The selection of a brand new Scrum team’s Scrum Master can impact the success or failure of the team’s Scrum adoption. Choose the wrong person and also the team could face the uphill struggle of trying to turn into self-organizing while under the thumb of a command-and-control style manager. Pick the correct person – matching the abilities of the new ScrumMaster with the initial requirements of the team – and the team will have an extraordinary headstart in adopting Scrum.
I had intended to use this short post to present some guidance on how you can select an suitable ScrumMaster. In preparing to do so, even so, I realized that a a lot more fundamental question requirements to be answered first: Who should choose a team’s ScrumMaster? Ought to it be the team members themselves? Should it instead be a departmental manager? The Project Management Office? Perhaps the Product Owner need to pick the ScrumMaster with whom they believe they are able to function finest?
I’d like to answer that, in all cases, the team members should choose their own ScrumMaster. Unfortunately, that is not always probable. Whether or not the team should select their own ScrumMaster is dependent largely on how far along in their adoption of Scrum the team is. In a lot of instances when a team very first adopts Scrum there are lots of parts of it they are unsure of. There are numerous parts they will struggle with and will probably be tempted to omit or weaken. New teams frequently, for instance, are tempted to conduct their daily scrums much less frequently than every day. They aren’t utilised to working closely with others and have not ventured far beyond their individual roles. Taking a team at this level and saying, “you’re self-organizing so you figure out who your ScrumMaster is” frequently leads to disaster.
Instead, these extremely new teams often benefit from a telling style of leadership. They have to be told that they’ll generate software that’s working and “done” at the end of each sprint, that they are going to meet daily, that potentially shippable indicates tested, and so on. I’m not implying that they are told this in some heavy-handed, command-and-control way. Rather, my point is that the team wants a leader/ScrumMaster who will tell them it’s not acceptable at this point in their Scrum adoption for them to experiment with the fundamental, generative rules of Scrum. These teams probably aren’t ready to pick their very first ScrumMaster.
By contrast, think about a team in which people are comfortable working with one another; where each team member could have a defined functional role but where every is comfortable and capable of stepping beyond that role for the good of the team; and where team members have a greater willingness to stick to the rules at initial. A team such as this would likely bristle at being assigned a ScrumMaster.
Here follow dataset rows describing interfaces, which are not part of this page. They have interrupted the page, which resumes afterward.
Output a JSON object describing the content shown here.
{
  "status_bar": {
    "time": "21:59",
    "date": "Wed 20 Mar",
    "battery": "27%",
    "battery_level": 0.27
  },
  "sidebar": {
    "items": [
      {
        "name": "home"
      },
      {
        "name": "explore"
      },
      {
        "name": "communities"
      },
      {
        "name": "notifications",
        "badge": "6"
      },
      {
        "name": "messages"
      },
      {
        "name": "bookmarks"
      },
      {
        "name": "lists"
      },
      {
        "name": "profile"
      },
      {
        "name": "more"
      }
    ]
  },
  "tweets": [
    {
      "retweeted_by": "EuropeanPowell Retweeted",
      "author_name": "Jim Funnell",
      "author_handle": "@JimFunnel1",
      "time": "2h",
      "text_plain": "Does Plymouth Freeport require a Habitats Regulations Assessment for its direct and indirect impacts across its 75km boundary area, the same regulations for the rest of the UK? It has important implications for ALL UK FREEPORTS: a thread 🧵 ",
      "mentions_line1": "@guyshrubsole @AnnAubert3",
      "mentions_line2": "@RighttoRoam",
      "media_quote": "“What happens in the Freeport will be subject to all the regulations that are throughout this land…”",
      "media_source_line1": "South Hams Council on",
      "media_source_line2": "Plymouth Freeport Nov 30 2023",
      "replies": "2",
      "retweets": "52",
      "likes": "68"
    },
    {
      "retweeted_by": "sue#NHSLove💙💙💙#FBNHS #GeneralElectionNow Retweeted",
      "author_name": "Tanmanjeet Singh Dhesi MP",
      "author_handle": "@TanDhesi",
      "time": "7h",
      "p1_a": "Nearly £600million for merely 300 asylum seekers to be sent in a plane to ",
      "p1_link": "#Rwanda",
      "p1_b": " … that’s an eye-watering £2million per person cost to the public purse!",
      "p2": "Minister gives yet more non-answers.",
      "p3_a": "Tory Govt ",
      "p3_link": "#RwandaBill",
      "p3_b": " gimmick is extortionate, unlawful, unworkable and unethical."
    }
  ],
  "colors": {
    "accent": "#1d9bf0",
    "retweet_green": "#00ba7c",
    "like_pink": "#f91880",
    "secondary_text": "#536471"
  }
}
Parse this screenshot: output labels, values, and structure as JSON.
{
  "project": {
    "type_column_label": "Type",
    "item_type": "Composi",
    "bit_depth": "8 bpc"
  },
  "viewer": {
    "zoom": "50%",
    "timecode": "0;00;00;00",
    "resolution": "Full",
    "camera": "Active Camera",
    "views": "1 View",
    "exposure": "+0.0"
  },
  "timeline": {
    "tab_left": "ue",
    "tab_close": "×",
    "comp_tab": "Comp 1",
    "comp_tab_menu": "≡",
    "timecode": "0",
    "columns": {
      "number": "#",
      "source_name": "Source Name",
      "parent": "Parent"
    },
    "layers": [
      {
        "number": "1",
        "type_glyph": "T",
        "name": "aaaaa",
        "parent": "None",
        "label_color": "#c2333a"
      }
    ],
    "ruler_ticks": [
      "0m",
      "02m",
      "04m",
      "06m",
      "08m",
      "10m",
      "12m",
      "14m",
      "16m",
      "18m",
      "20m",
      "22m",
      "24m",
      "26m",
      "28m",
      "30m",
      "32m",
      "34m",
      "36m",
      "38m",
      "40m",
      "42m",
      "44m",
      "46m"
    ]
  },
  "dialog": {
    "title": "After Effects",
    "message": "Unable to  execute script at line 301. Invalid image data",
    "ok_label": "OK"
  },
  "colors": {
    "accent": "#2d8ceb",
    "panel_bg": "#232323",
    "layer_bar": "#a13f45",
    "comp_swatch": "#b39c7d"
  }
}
So, who really should choose a team’s ScrumMaster? My default position is that the decision needs to be left up to the team. Even so, a caveat to that position would be to very first ensure the team is up for the initial challenges of adopting Scrum. Don’t make it harder for them by piling this decision on them if they won’t have a framework for making the best decision or if the decision is going to be taken away from the entire team by one overly aggressive member who sees the role of ScrumMaster as a ticket to increased authority, greater power, as well as a seat on the corporate jet.
When the team isn’t in a position to choose their 1st ScrumMaster, my fallback position is that the decision belongs to the departmental manager whose neck will most be on the line for the success of the project. I prefer to steer clear of having the product owner choose the ScrumMaster simply because that has the possibility of eroding the helpful tension that ought to exist between an excellent ScrumMaster/product owner pair.